WILLIAM OSCAR HEARN. Disease, accident, ordinary sickness_ "the thousand natural shocks that flesh is heir to"_render necessary in every community good drugs and medicants in sufficient quantities to meet requirements and within easy reach when they are needed, which is often with the utmost haste. The men who deal in these indispensable articles, and deal squarely with the public in handling them, are public benefactors and entitled to high consideration from those who are the beneficiaries of their enterprise.
For this reason, and because of his excellent character as a man, his public spirit and progressiveness as a citizen, his engaging social qualities and his ample and up-to-date provision for the wants of the people in his lines of trade, William O. Hearn, one of the successful and capable druggists of Carbondale, is held in the highest esteem by the residents of the city and the county of Jackson in which it is located. He has been connected with the drug trade in the city but seven years, and merchandising in it on his own account but one, but he has won their confidence by his ability in his chosen line of work and his integrity and square dealing in all his transactions with them.
Mr. Hearn was born in Carbondale, on April 30, 1881, and is a son of William L. and Mary (Pulley) Hearn. The father is a contractor and builder, and the evidences of his skill and capacity in his line of work are to be found in all parts of the city in residence and business structures, and also in some of the more pretentious works of public improvement put up for the enlarged comfort and convenience of the people. He takes a great interest in the growth and progress of the
city and county, and is always willing to do all he can to aid in promoting this and providing for the general welfare of the community in every way.
The son received a high-school education, and after being graduated therefrom studied pharmacy at the State University in Chicago, from which he was graduated in 1904. He then returned to his native city and began his business career as a clerk with E. K. Porter. On May 1, 1910, he purchased the E. S. Patten Drug Store, now known as "The Hearn Drug Store," and that name has become synonymous with excellence in goods, skill in pharmacy and uprightness in dealing. This was the first drug store established in Carbondale.
It is to be said to the credit of Mr. Hearn that although he is still a young man in years and much younger, even, in business, he is very enterprising both in studying the wants of the community and in providing for them; and also that he is not only skillful but conscientious in the application of his science to the practical requirements of his trade. His prescription department is directly under his personal supervision at all times, and is all that full knowledge and the utmost care can make it in the purity of its drugs and the manner in which they are compounded.

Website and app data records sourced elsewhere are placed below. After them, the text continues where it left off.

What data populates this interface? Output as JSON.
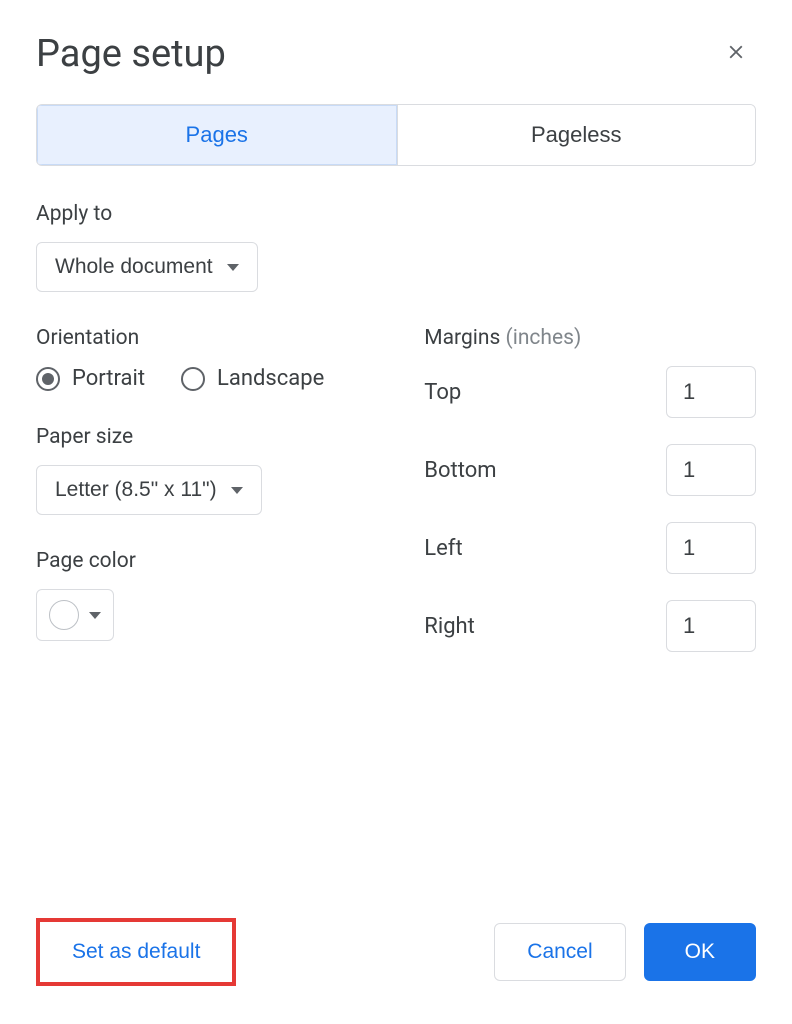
{
  "dialog": {
    "title": "Page setup"
  },
  "tabs": {
    "pages": "Pages",
    "pageless": "Pageless"
  },
  "apply": {
    "label": "Apply to",
    "value": "Whole document"
  },
  "orientation": {
    "label": "Orientation",
    "portrait": "Portrait",
    "landscape": "Landscape",
    "selected": "portrait"
  },
  "paper": {
    "label": "Paper size",
    "value": "Letter (8.5\" x 11\")"
  },
  "pagecolor": {
    "label": "Page color",
    "value": "#ffffff"
  },
  "margins": {
    "label": "Margins",
    "hint": "(inches)",
    "top_label": "Top",
    "bottom_label": "Bottom",
    "left_label": "Left",
    "right_label": "Right",
    "top": "1",
    "bottom": "1",
    "left": "1",
    "right": "1"
  },
  "buttons": {
    "set_default": "Set as default",
    "cancel": "Cancel",
    "ok": "OK"
  }
}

On June 21, 1905, Mr. Hearn was united in marriage with Miss Jennie S. Hill, a daughter of W. S. Hill, editor of the Southern Illinois Herald, one of the wide-awake and progressive newspapers published in Carbondale. Mr. Hearn is a deacon in the Christian church and the secretary of its Sunday-school. Fraternally he is a Freemason, a Modern Woodmen of America and a Knight of Pythias, and at this time (1911) is chancellor commander of his lodge in the order last named.